  1. Thank you for directing me to Madeline Bunting’s thoughtful piece in The Guardian about the dangerous contradictions she sees in UK aid policy—an article cogently summarized by her subheading, “Seeking quick wins in development sends civil servants chasing fictional figures while long-term poverty reduction suffers.” But, even granting the unreasonableness of the new government’s demand that the Department for International Development must show overnight successes, fairness to DFID Secretary Andrew Mitchell enjoins modesty about the development community’s record in “long-term poverty reduction.”

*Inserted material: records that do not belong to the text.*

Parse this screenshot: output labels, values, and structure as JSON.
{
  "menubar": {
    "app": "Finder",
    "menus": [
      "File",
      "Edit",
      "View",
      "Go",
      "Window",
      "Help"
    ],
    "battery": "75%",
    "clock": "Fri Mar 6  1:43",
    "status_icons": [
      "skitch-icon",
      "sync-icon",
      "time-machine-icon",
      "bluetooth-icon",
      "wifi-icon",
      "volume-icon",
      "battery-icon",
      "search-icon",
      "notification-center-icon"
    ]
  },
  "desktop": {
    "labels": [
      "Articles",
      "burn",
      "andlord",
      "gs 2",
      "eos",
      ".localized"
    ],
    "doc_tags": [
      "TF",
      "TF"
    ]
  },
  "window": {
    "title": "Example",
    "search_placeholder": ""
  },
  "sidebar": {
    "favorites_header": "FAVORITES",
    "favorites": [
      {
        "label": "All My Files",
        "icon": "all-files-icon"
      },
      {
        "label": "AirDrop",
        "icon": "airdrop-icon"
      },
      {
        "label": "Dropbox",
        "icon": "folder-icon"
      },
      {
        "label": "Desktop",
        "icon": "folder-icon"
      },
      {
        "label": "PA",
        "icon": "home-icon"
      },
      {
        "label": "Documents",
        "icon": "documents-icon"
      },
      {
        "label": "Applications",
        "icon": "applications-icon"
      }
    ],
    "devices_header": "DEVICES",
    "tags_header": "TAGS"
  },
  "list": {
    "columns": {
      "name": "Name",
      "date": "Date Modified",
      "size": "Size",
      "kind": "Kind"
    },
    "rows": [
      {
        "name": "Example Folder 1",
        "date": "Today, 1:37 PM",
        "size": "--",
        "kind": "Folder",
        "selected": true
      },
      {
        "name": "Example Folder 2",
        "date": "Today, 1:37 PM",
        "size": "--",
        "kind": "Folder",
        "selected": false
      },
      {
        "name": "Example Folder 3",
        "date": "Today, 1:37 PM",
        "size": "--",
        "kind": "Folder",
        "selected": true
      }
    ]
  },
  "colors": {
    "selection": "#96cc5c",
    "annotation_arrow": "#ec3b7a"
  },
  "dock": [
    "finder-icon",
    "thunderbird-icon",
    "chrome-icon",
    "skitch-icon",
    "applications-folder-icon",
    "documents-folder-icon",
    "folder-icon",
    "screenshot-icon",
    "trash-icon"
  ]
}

    We in the development community need to do a better job of achieving the latter goal—on shrinking budgets, unfortunately—in light of underwhelming public approval of what aid does. For example, Bunting cites a survey by the Institute of Development Studies showing that fifty-three percent of UK citizens believe “most UK aid is wasted.” (I write from the United States where, I promise you, equal or greater suspicion of aid flourishes.) No doubt the truth about UK—and USA—aid is less grim, but public perceptions matter in democracies. When (or if?) flush economic times return, the development community will want a happier image.